■ **WHAT TO DO**
Using the entries that follow, please report how many lines contain the word "shown", with no other words.

•••••

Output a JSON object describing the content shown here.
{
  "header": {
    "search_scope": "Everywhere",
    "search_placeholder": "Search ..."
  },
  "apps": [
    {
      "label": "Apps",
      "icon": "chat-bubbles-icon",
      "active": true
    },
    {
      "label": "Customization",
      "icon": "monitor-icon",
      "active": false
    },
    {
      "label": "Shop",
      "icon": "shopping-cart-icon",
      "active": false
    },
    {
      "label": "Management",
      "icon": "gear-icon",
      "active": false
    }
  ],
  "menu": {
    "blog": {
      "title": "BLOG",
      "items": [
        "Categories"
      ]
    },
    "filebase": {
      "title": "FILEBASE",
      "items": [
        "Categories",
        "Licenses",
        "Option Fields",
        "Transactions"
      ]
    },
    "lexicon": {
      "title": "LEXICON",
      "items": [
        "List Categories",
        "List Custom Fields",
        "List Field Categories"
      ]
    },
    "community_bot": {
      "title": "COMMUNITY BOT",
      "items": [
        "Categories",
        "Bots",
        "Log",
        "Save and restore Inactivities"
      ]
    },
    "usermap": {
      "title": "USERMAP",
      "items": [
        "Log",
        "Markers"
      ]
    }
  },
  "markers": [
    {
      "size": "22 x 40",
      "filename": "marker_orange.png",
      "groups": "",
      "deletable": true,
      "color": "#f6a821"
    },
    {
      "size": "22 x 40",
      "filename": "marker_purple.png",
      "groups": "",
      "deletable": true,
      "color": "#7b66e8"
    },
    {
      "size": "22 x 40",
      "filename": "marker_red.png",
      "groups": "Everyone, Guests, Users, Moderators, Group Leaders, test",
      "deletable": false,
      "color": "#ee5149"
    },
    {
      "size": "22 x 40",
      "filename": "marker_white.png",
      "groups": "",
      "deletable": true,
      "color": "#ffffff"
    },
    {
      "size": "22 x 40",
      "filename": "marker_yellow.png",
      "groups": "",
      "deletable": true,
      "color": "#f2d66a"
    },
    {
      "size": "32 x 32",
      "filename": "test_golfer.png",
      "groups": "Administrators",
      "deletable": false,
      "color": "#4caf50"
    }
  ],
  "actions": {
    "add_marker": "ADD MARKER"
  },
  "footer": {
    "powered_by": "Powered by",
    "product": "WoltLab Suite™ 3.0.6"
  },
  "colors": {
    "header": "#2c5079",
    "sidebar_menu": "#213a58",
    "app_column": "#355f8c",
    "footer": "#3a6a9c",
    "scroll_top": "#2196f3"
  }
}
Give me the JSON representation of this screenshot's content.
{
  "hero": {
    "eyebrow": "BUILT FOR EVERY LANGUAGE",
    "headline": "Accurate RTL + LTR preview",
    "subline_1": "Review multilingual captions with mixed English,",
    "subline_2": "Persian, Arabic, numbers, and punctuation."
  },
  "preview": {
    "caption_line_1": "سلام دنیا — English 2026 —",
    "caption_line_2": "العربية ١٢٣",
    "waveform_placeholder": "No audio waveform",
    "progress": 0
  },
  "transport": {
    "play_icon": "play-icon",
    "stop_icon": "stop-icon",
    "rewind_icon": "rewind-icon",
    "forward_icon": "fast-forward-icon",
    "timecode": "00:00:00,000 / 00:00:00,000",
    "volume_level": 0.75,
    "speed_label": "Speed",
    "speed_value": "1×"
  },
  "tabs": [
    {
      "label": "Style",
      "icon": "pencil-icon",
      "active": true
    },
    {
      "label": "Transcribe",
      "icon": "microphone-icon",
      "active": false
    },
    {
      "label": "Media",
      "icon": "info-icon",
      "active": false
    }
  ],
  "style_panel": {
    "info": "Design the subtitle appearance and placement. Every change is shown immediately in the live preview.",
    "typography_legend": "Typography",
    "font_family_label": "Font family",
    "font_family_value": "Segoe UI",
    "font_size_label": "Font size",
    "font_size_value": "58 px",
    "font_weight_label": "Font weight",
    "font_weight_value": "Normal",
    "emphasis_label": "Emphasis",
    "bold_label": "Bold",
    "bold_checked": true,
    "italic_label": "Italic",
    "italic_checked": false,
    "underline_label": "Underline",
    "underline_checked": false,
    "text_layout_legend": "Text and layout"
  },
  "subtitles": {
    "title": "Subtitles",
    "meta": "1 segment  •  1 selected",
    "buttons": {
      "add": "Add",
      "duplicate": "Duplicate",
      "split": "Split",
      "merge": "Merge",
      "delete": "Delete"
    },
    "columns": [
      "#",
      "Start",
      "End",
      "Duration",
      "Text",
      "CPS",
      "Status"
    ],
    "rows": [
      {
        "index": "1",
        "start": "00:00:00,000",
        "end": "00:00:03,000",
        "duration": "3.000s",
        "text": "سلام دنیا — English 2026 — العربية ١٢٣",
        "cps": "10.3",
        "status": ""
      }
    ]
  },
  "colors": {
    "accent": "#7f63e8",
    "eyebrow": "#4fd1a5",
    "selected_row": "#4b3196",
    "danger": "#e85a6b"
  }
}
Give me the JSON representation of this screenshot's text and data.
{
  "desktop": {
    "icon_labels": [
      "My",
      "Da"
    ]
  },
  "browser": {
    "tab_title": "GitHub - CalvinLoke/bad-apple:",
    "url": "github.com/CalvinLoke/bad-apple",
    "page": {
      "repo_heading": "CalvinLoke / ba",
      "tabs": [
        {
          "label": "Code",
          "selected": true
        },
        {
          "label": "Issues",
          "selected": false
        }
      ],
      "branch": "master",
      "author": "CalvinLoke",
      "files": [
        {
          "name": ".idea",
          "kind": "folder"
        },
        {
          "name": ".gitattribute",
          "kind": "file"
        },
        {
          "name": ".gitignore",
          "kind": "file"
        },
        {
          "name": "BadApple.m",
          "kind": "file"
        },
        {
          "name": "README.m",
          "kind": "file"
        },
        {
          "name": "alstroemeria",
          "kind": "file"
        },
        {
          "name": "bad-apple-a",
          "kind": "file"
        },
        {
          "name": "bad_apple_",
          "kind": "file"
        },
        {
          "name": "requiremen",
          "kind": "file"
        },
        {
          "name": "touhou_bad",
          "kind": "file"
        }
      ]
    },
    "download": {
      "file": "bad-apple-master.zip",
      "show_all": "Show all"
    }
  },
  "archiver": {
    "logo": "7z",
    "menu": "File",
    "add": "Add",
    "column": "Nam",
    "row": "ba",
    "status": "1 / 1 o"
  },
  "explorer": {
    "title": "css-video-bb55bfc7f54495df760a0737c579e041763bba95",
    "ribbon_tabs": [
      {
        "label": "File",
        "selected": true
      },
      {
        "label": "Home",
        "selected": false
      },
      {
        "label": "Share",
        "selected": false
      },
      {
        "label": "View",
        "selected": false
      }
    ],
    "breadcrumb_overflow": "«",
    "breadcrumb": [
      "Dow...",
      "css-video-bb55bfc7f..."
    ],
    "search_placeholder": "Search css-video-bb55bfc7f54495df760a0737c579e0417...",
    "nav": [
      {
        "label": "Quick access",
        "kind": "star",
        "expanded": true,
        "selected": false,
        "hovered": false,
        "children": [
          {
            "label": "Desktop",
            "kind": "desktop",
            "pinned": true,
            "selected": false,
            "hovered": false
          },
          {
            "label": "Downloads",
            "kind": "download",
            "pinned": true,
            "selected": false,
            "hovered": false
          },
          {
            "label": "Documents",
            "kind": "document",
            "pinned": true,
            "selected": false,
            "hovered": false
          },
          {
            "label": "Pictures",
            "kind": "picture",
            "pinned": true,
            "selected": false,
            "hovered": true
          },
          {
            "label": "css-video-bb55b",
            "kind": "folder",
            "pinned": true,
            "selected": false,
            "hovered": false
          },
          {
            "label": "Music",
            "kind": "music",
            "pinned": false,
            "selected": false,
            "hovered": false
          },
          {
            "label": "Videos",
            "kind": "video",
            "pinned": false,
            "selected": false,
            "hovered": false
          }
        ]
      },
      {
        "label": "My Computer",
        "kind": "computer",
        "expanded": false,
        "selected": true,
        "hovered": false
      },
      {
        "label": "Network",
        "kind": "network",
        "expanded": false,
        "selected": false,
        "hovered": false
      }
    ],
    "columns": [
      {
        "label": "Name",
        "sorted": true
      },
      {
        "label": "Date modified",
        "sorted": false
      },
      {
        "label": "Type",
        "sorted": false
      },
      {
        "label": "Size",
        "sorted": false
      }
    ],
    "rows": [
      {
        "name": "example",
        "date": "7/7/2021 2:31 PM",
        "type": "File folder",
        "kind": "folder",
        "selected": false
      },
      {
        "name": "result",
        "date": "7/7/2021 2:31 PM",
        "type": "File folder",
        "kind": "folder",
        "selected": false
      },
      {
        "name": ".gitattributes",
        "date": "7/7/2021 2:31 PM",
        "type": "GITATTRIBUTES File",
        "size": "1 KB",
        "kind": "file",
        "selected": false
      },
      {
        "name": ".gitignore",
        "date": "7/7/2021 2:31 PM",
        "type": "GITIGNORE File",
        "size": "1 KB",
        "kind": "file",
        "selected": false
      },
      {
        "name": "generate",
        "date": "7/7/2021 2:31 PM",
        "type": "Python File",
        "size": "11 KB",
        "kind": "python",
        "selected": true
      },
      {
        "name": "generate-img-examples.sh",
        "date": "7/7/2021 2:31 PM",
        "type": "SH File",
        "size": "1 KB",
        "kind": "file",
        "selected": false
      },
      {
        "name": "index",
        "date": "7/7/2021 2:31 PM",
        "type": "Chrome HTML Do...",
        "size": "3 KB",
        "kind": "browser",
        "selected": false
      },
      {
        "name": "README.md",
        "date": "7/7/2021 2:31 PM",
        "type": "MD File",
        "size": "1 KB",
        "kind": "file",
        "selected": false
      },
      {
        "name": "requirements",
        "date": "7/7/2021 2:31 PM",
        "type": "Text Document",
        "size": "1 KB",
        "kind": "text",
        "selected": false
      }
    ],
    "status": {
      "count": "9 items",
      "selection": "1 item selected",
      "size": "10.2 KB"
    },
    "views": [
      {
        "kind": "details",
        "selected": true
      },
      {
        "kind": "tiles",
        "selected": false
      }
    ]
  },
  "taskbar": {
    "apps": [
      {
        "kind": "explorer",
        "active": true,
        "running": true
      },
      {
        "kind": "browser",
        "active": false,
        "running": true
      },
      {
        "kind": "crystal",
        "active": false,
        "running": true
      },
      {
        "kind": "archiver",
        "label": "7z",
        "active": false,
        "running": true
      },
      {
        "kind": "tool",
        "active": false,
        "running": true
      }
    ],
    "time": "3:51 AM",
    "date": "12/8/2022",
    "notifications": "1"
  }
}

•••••

■ **RESPONSE AREA**
2